The culmination of the Planet of the Apes reboot / prequel trilogy was never going to be a particularly happy one. Matt Reeves and co. spin a particularly dark final chapter in War for the Planet of the Apes, as human and ape suffer alike. It’s not a film without hope or kindness, but these moments are few and far between – lights at the end of a long tunnel. All that said, this is a beautiful, artfully shot blockbuster, continuing this series’ trend of being far better than it has any right to be.

Apes ride on horseback across gorgeous yet desolate landscapes, that haven’t felt humanity’s interference in a long time – it truly feels like a world repossessed, as we don’t see a human structure until the film is well underway. Even then, it’s clear that Earth is past the point of no return – even though the apes thrive, things feel dire. The film opens on a brutal battle as Woody Harrelson’s ruthless, single-minded character known only as ‘The Colonel’ hunts for Caesar, who is weary of war and haunted by images of Koba, the previous film’s antagonist.

There’s few blockbusters that are as confident as this one, with most of the cast, aside from a couple of the leads, talking in sign language.
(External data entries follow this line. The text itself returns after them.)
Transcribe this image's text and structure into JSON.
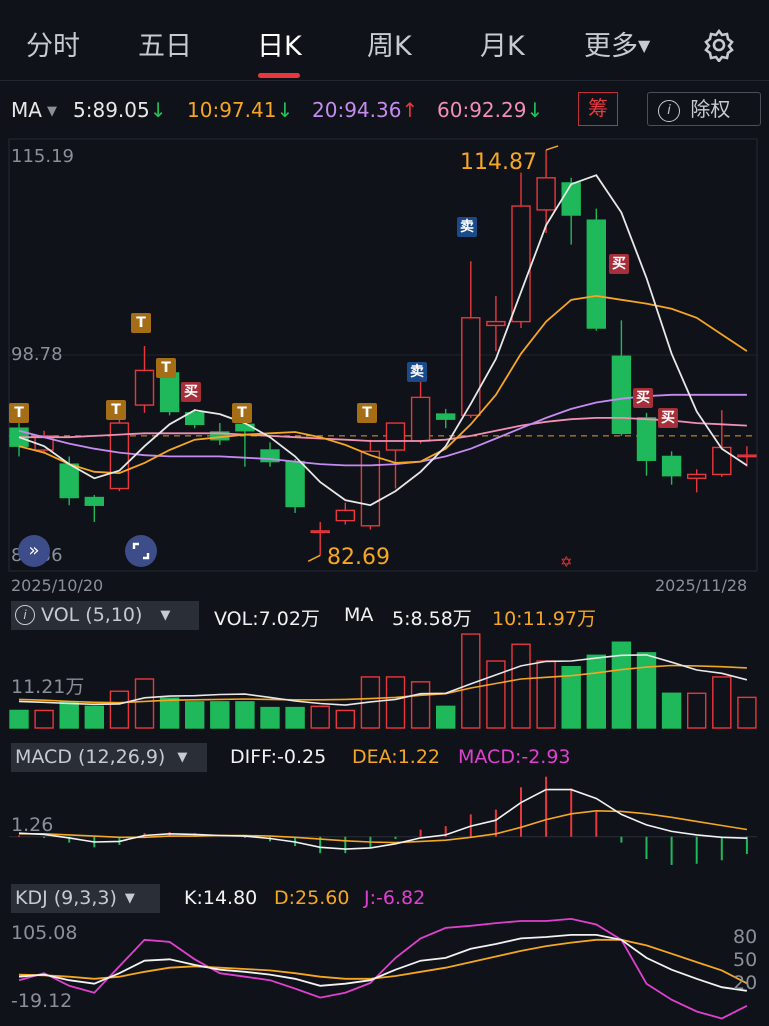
{
  "tabs": [
    {
      "label": "分时",
      "active": false
    },
    {
      "label": "五日",
      "active": false
    },
    {
      "label": "日K",
      "active": true
    },
    {
      "label": "周K",
      "active": false
    },
    {
      "label": "月K",
      "active": false
    },
    {
      "label": "更多",
      "active": false
    }
  ],
  "settings_icon": "gear-icon",
  "ma_bar": {
    "label": "MA",
    "items": [
      {
        "text": "5:89.05",
        "arrow": "↓",
        "color": "#e8e8e8",
        "arrow_color": "#22c05c"
      },
      {
        "text": "10:97.41",
        "arrow": "↓",
        "color": "#f5a623",
        "arrow_color": "#22c05c"
      },
      {
        "text": "20:94.36",
        "arrow": "↑",
        "color": "#c68bf0",
        "arrow_color": "#e8383d"
      },
      {
        "text": "60:92.29",
        "arrow": "↓",
        "color": "#f28fb5",
        "arrow_color": "#22c05c"
      }
    ],
    "chip_label": "筹",
    "adjust_label": "除权"
  },
  "price_axis": {
    "top": "115.19",
    "mid": "98.78",
    "bottom": "82.36",
    "min_value": 82.36,
    "max_value": 115.19
  },
  "dates": {
    "start": "2025/10/20",
    "end": "2025/11/28"
  },
  "extremes": {
    "high_label": "114.87",
    "low_label": "82.69"
  },
  "chart_data": {
    "type": "candlestick",
    "title": "",
    "xlabel": "",
    "ylabel": "",
    "ylim": [
      82.36,
      115.19
    ],
    "candles": [
      {
        "o": 93.2,
        "c": 91.8,
        "h": 94.1,
        "l": 91.0
      },
      {
        "o": 91.5,
        "c": 92.6,
        "h": 93.0,
        "l": 91.2
      },
      {
        "o": 90.4,
        "c": 87.8,
        "h": 91.0,
        "l": 87.2
      },
      {
        "o": 87.8,
        "c": 87.2,
        "h": 88.0,
        "l": 85.9
      },
      {
        "o": 88.5,
        "c": 93.6,
        "h": 94.0,
        "l": 88.3
      },
      {
        "o": 95.0,
        "c": 97.7,
        "h": 99.6,
        "l": 94.4
      },
      {
        "o": 97.5,
        "c": 94.5,
        "h": 97.9,
        "l": 94.2
      },
      {
        "o": 94.4,
        "c": 93.5,
        "h": 94.7,
        "l": 93.2
      },
      {
        "o": 92.9,
        "c": 92.3,
        "h": 93.6,
        "l": 91.9
      },
      {
        "o": 93.5,
        "c": 93.0,
        "h": 94.4,
        "l": 90.2
      },
      {
        "o": 91.5,
        "c": 90.6,
        "h": 92.1,
        "l": 90.2
      },
      {
        "o": 90.6,
        "c": 87.1,
        "h": 90.8,
        "l": 86.6
      },
      {
        "o": 85.2,
        "c": 85.2,
        "h": 85.9,
        "l": 83.3
      },
      {
        "o": 86.0,
        "c": 86.8,
        "h": 87.4,
        "l": 85.7
      },
      {
        "o": 85.6,
        "c": 91.4,
        "h": 92.3,
        "l": 85.3
      },
      {
        "o": 91.5,
        "c": 93.6,
        "h": 93.6,
        "l": 88.5
      },
      {
        "o": 92.2,
        "c": 95.6,
        "h": 97.2,
        "l": 92.0
      },
      {
        "o": 94.3,
        "c": 93.9,
        "h": 94.7,
        "l": 93.2
      },
      {
        "o": 94.2,
        "c": 101.8,
        "h": 106.2,
        "l": 94.0
      },
      {
        "o": 101.2,
        "c": 101.5,
        "h": 103.5,
        "l": 99.2
      },
      {
        "o": 101.5,
        "c": 110.5,
        "h": 113.1,
        "l": 101.0
      },
      {
        "o": 110.2,
        "c": 112.7,
        "h": 114.87,
        "l": 108.4
      },
      {
        "o": 112.3,
        "c": 109.8,
        "h": 112.7,
        "l": 107.5
      },
      {
        "o": 109.4,
        "c": 101.0,
        "h": 110.3,
        "l": 100.8
      },
      {
        "o": 98.8,
        "c": 92.8,
        "h": 101.6,
        "l": 92.6
      },
      {
        "o": 94.0,
        "c": 90.7,
        "h": 94.4,
        "l": 89.5
      },
      {
        "o": 91.0,
        "c": 89.5,
        "h": 91.4,
        "l": 88.8
      },
      {
        "o": 89.3,
        "c": 89.6,
        "h": 90.0,
        "l": 88.2
      },
      {
        "o": 89.6,
        "c": 91.7,
        "h": 94.6,
        "l": 89.4
      },
      {
        "o": 91.1,
        "c": 91.1,
        "h": 91.8,
        "l": 90.2
      }
    ],
    "ma5": [
      92.5,
      91.8,
      90.4,
      89.3,
      89.9,
      91.8,
      93.5,
      94.6,
      94.3,
      93.6,
      92.5,
      91.0,
      89.0,
      87.6,
      87.2,
      88.3,
      89.8,
      91.8,
      95.1,
      98.6,
      103.8,
      109.0,
      112.2,
      112.9,
      110.0,
      104.9,
      99.0,
      94.5,
      91.6,
      90.3
    ],
    "ma10": [
      91.8,
      91.3,
      90.4,
      89.8,
      89.7,
      90.5,
      91.5,
      92.3,
      92.5,
      92.7,
      92.8,
      92.9,
      92.5,
      91.9,
      91.1,
      90.5,
      90.6,
      91.6,
      93.5,
      95.8,
      99.0,
      101.5,
      103.2,
      103.5,
      103.2,
      102.9,
      102.5,
      101.8,
      100.5,
      99.2
    ],
    "ma20": [
      93.0,
      92.5,
      92.0,
      91.6,
      91.3,
      91.1,
      91.0,
      91.0,
      91.0,
      90.9,
      90.8,
      90.6,
      90.4,
      90.3,
      90.3,
      90.4,
      90.6,
      91.0,
      91.6,
      92.4,
      93.2,
      94.0,
      94.7,
      95.2,
      95.5,
      95.7,
      95.8,
      95.8,
      95.8,
      95.8
    ],
    "ma60": [
      92.5,
      92.5,
      92.5,
      92.6,
      92.7,
      92.8,
      92.8,
      92.8,
      92.8,
      92.7,
      92.6,
      92.5,
      92.4,
      92.3,
      92.2,
      92.2,
      92.2,
      92.3,
      92.6,
      93.0,
      93.4,
      93.7,
      93.9,
      94.0,
      94.0,
      93.9,
      93.8,
      93.6,
      93.5,
      93.4
    ],
    "volume": {
      "label": "VOL (5,10)",
      "vol_text": "VOL:7.02万",
      "ma5_text": "5:8.58万",
      "ma10_text": "10:11.97万",
      "axis_label": "11.21万",
      "values": [
        4.3,
        4.3,
        6.4,
        5.3,
        9.0,
        12.0,
        7.3,
        6.4,
        6.4,
        6.4,
        5.0,
        5.0,
        5.3,
        4.3,
        12.5,
        12.5,
        11.3,
        5.3,
        23.0,
        16.4,
        20.5,
        16.4,
        15.0,
        17.8,
        21.0,
        18.4,
        8.5,
        8.5,
        12.5,
        7.5
      ],
      "ma5": [
        6.5,
        6.3,
        6.0,
        5.8,
        5.9,
        7.4,
        7.8,
        7.9,
        8.2,
        8.3,
        7.5,
        6.6,
        6.0,
        5.6,
        6.4,
        7.0,
        8.4,
        8.5,
        10.8,
        13.0,
        15.2,
        16.3,
        16.4,
        17.1,
        17.8,
        17.9,
        16.1,
        14.2,
        13.4,
        11.8
      ],
      "ma10": [
        7.0,
        6.8,
        6.5,
        6.3,
        6.2,
        6.5,
        6.8,
        6.9,
        7.0,
        7.1,
        7.0,
        6.9,
        6.9,
        7.0,
        7.2,
        7.5,
        8.0,
        8.4,
        9.8,
        10.9,
        12.0,
        12.4,
        12.8,
        13.5,
        14.3,
        14.9,
        15.3,
        15.2,
        15.0,
        14.7
      ]
    },
    "macd": {
      "label": "MACD (12,26,9)",
      "diff_text": "DIFF:-0.25",
      "dea_text": "DEA:1.22",
      "macd_text": "MACD:-2.93",
      "axis_label": "1.26",
      "diff": [
        0.6,
        0.4,
        -0.2,
        -0.9,
        -0.8,
        0.2,
        0.5,
        0.4,
        0.2,
        0.1,
        -0.3,
        -0.9,
        -1.8,
        -2.1,
        -1.9,
        -1.2,
        -0.2,
        0.3,
        1.8,
        2.8,
        5.8,
        8.0,
        8.0,
        6.5,
        3.8,
        2.0,
        0.9,
        0.3,
        -0.1,
        -0.25
      ],
      "dea": [
        0.5,
        0.5,
        0.3,
        0.1,
        -0.1,
        -0.1,
        0.1,
        0.1,
        0.2,
        0.2,
        0.1,
        -0.1,
        -0.4,
        -0.7,
        -0.9,
        -1.0,
        -0.8,
        -0.6,
        -0.1,
        0.5,
        1.6,
        2.9,
        3.9,
        4.4,
        4.3,
        3.9,
        3.3,
        2.6,
        1.9,
        1.22
      ],
      "hist": [
        0.2,
        -0.2,
        -1.0,
        -1.8,
        -1.4,
        0.6,
        0.8,
        0.6,
        0.0,
        -0.2,
        -0.8,
        -1.6,
        -2.8,
        -2.8,
        -2.0,
        -0.4,
        1.2,
        1.8,
        3.8,
        4.6,
        8.4,
        10.2,
        8.2,
        4.2,
        -1.0,
        -3.8,
        -4.8,
        -4.6,
        -4.0,
        -2.93
      ]
    },
    "kdj": {
      "label": "KDJ (9,3,3)",
      "k_text": "K:14.80",
      "d_text": "D:25.60",
      "j_text": "J:-6.82",
      "axis_top": "105.08",
      "axis_bottom": "-19.12",
      "right_ticks": [
        "80",
        "50",
        "20"
      ],
      "k": [
        35,
        38,
        30,
        25,
        40,
        58,
        60,
        52,
        45,
        42,
        38,
        32,
        22,
        25,
        30,
        45,
        58,
        62,
        75,
        82,
        90,
        92,
        95,
        95,
        88,
        62,
        45,
        32,
        20,
        14.8
      ],
      "d": [
        38,
        37,
        35,
        32,
        35,
        42,
        48,
        50,
        48,
        46,
        44,
        40,
        35,
        32,
        32,
        36,
        42,
        48,
        56,
        64,
        72,
        79,
        84,
        88,
        88,
        80,
        68,
        56,
        44,
        25.6
      ],
      "j": [
        30,
        40,
        22,
        12,
        50,
        88,
        85,
        60,
        40,
        35,
        30,
        18,
        5,
        12,
        26,
        62,
        90,
        105,
        108,
        112,
        115,
        115,
        118,
        110,
        88,
        25,
        2,
        -15,
        -25,
        -6.82
      ]
    }
  }
}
It’s a testament to the power of the motion capture performances that we can tell the apes apart, know them, and care for them. It also helps that the quality of the motion capture is the best it has ever been in this series – the emotions in every ape’s face is as clear as day, and extreme close-ups only emphasise the quality of the film’s CGI.
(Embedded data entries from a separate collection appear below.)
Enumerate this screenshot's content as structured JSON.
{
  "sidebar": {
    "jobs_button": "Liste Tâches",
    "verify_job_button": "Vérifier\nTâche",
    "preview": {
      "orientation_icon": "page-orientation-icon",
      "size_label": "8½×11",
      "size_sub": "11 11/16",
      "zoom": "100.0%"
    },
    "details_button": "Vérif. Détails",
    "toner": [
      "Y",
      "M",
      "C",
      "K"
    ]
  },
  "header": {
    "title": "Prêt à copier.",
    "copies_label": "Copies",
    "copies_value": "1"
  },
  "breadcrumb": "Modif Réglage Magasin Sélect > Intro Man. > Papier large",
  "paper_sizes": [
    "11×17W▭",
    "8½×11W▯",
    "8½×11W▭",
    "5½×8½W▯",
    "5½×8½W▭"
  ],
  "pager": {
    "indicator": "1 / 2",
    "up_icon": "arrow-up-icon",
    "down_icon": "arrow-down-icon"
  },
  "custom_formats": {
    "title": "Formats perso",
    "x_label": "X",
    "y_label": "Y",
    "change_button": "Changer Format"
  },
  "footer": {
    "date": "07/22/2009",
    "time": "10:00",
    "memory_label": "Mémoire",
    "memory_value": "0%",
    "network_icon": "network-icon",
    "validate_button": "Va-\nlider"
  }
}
There’s plenty of emotion to go around in this final chapter, and the performances utterly sell it – the gentle Bornean orangutan Maurice and new character Bad Ape providing much pathos as well as levity. War for the Planet of the Apes is a real testament to Andy Serkis’s continued championing of the art of motion capture.

Outside of this, Reeves takes heavy inspiration from both the original Apes films as well as Vietnam War films. This influence is very explicitly referenced first in the writing on soldier’s helmets, then even more so with a shot of graffiti saying ‘Ape-Pocalypse Now’. As for the influence from the original, this is mainly seen in Michael Giacchino’s fantastic soundtrack, which feels as though it could be lifted from an older epic – mixing grand strings with primal drums.

The film can feel almost relentlessly bleak – though there are some well-timed moments of comedy with Bad Ape, the misery often feels without end. This is simultaneously refreshing when compared to other blockbusters that often wish to placate, but somewhat exhausting at points. Still, it’s encouraging that expensive, large scale action blockbusters can be as thoughtful and daring as this one.

For all its technical wonder, War for the Planet of the Apes realises that the emotion is what sells the premise. Very rarely does the thought occur that you’re watching a film about hyper-intelligent apes going to war on horseback, unless it’s in total awe.

War for the Planet of the Apes is available on Blu-Ray, DVD and Digital now.

Dir: Matt Reeves

Scr: Mark Bomback, Matt Reeves

Starring: Andy Serkis, Woody Harrelson, Steve Zahn, Karin Konoval, Amiah Miller, Toby Kebbel

Prd: Peter Chernin, Dylan Clark, Rick Jaffa, Amanda Silver

DOP: Michael Seresin

Music: Michael Giacchino

Country: USA/Canada/New Zealand

Year: 2017

Run time: 140 mins

By Kambole Campbell

Film and Literature graduate from the University of Warwick. Film Reviews editor for VultureHound. Great passion for film, photography, comic books, regular books and also bagels.